Your assignment:
Copy the data that follows exactly. Include no pictures.

[[ The input open ]]

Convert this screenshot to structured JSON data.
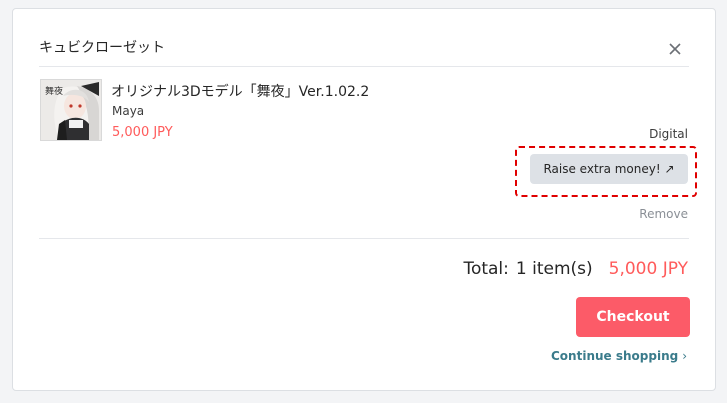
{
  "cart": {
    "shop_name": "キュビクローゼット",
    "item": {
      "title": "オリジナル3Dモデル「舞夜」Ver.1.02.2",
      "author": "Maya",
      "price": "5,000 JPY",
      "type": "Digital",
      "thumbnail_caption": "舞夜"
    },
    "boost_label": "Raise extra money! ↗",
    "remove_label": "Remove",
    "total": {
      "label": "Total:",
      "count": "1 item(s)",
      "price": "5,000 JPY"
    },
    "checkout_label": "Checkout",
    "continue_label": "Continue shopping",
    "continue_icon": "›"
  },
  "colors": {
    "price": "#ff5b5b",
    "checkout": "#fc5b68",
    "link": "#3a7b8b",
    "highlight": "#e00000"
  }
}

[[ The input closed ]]

Response box:
Convert this screenshot to structured JSON data.
{
  "cart": {
    "shop_name": "キュビクローゼット",
    "item": {
      "title": "オリジナル3Dモデル「舞夜」Ver.1.02.2",
      "author": "Maya",
      "price": "5,000 JPY",
      "type": "Digital",
      "thumbnail_caption": "舞夜"
    },
    "boost_label": "Raise extra money! ↗",
    "remove_label": "Remove",
    "total": {
      "label": "Total:",
      "count": "1 item(s)",
      "price": "5,000 JPY"
    },
    "checkout_label": "Checkout",
    "continue_label": "Continue shopping",
    "continue_icon": "›"
  },
  "colors": {
    "price": "#ff5b5b",
    "checkout": "#fc5b68",
    "link": "#3a7b8b",
    "highlight": "#e00000"
  }
}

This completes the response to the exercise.